**WORK TO BE COMPLETED:**
Pick each line containing "JSON" out of the records.

**SUPPLIED DATA:**
++++++++
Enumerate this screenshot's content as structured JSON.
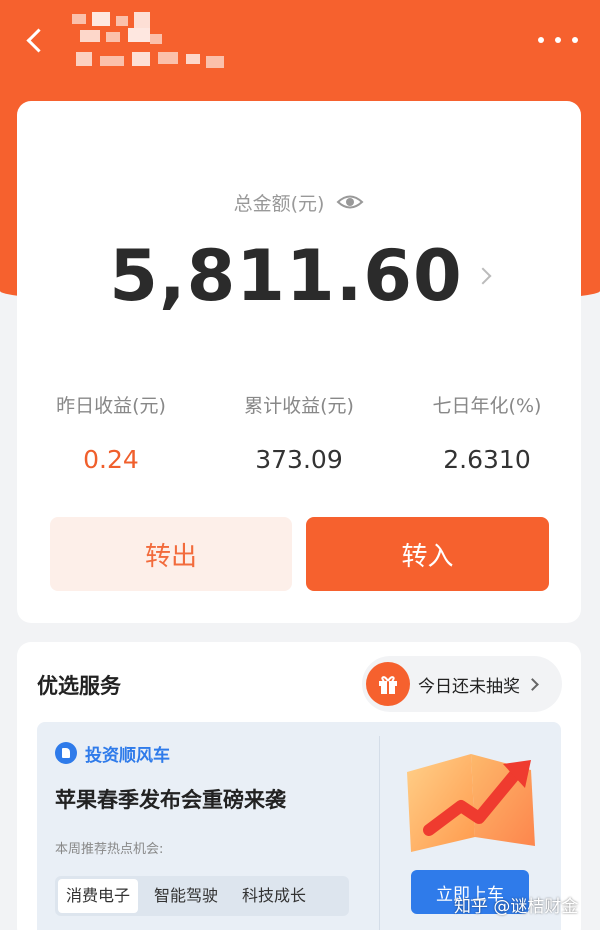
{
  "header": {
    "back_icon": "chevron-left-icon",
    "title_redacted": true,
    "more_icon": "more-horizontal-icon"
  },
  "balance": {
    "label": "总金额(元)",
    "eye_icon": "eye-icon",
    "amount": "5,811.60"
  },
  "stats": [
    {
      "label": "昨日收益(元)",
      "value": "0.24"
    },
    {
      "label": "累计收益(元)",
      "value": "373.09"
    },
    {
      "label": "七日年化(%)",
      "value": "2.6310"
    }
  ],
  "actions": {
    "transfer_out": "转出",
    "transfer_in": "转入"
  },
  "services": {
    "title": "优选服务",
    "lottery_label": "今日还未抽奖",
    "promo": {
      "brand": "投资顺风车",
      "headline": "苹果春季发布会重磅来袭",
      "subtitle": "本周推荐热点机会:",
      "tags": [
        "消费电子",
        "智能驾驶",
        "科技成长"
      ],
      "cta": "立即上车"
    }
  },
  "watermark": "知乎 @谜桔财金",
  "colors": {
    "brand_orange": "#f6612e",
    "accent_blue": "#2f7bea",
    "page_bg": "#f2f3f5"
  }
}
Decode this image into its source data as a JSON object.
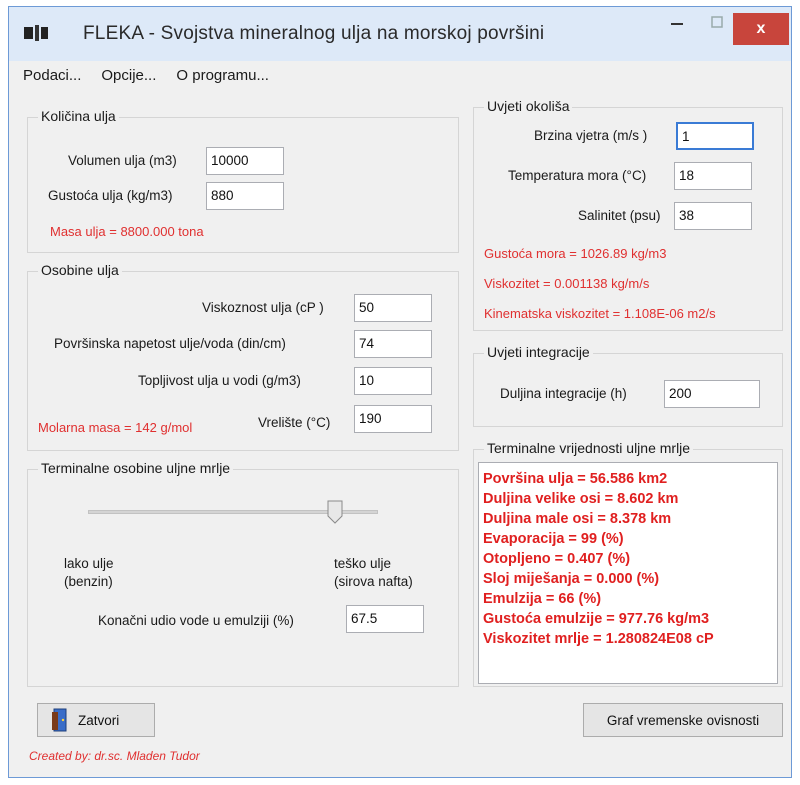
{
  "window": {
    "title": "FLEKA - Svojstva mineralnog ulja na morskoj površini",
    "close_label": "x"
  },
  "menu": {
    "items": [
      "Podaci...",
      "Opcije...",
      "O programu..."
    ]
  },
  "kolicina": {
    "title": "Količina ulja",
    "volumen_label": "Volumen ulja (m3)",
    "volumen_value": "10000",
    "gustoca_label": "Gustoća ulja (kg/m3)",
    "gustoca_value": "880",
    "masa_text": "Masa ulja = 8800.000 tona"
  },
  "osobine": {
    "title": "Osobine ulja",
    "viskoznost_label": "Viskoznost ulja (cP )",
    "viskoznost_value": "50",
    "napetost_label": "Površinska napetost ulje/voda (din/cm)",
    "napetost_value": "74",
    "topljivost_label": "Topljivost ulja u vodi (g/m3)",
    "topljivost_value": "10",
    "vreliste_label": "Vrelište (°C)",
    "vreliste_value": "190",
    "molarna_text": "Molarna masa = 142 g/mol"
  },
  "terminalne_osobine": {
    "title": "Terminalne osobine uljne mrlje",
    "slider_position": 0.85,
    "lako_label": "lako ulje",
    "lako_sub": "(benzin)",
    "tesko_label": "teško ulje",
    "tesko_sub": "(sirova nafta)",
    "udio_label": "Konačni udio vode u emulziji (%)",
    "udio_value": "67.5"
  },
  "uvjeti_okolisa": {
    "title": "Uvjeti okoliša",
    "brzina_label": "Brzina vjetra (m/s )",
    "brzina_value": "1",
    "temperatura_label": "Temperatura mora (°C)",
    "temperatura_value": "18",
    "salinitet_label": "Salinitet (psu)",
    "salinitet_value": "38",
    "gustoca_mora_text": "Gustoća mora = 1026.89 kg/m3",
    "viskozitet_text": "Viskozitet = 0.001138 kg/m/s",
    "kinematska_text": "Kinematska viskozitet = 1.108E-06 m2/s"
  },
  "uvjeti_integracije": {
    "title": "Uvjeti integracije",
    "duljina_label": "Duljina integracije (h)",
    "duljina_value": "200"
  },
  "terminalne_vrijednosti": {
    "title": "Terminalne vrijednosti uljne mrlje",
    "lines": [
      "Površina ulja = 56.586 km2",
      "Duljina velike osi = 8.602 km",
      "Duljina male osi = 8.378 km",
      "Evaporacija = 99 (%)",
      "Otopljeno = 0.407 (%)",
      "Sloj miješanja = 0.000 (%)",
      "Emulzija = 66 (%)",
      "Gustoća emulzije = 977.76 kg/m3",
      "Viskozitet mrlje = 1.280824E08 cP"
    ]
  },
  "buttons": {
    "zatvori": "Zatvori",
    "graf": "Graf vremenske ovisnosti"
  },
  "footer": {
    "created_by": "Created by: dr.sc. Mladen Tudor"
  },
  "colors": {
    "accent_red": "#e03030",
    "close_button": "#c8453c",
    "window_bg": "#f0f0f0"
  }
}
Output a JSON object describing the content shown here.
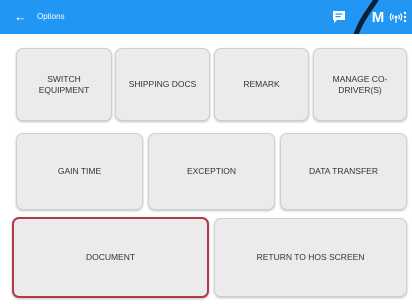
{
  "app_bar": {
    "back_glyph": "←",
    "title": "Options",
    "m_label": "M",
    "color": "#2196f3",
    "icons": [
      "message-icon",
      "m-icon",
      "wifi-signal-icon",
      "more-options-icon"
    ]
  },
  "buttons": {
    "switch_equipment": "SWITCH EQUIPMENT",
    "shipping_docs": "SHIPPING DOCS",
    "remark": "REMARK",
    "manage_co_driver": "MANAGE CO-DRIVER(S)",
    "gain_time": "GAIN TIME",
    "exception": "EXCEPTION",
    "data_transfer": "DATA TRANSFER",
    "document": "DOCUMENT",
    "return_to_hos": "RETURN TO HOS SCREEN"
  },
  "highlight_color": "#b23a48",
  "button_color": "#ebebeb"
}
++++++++
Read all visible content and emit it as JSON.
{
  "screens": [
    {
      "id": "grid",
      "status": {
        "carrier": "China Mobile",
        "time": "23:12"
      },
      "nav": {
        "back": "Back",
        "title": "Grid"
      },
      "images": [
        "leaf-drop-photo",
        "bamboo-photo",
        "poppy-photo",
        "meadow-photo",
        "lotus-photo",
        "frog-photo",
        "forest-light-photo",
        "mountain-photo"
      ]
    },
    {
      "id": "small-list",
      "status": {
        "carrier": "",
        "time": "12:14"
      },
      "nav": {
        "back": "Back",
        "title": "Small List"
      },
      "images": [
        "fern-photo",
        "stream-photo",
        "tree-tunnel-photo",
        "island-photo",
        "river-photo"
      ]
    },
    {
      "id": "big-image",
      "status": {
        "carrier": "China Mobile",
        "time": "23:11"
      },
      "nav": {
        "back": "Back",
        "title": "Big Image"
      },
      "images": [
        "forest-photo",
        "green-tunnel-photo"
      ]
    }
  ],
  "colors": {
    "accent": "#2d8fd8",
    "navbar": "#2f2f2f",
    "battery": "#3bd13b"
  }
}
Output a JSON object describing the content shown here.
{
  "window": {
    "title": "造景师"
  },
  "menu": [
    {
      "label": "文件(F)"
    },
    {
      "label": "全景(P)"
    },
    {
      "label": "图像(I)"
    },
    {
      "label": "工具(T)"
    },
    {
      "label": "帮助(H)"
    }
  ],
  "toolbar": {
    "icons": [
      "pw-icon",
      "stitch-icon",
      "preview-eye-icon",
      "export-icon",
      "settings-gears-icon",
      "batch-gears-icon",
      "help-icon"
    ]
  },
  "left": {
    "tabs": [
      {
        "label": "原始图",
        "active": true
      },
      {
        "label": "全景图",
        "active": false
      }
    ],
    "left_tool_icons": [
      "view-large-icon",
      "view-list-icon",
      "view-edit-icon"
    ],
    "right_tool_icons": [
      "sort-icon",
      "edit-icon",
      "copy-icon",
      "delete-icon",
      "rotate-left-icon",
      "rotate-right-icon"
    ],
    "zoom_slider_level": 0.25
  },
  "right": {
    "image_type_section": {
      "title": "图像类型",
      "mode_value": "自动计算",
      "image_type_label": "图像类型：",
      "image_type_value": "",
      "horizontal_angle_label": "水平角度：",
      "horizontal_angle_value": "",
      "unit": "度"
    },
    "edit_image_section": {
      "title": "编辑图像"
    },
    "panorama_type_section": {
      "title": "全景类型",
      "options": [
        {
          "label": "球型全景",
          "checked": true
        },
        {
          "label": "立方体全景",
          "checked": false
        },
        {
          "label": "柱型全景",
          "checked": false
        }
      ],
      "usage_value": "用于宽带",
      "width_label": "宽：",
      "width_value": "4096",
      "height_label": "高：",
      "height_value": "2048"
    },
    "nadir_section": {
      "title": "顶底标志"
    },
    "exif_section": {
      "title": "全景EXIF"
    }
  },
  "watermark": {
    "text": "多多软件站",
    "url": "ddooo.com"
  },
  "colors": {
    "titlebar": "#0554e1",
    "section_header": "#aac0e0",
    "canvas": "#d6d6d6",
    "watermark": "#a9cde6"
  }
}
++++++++
**WORKED SOLUTION:**
Enumerate this screenshot's content as structured JSON.
Decode this image into its source data as a JSON object.
Output a JSON object describing the content shown here.
Read all visible content and emit it as JSON.
Output a JSON object describing the content shown here.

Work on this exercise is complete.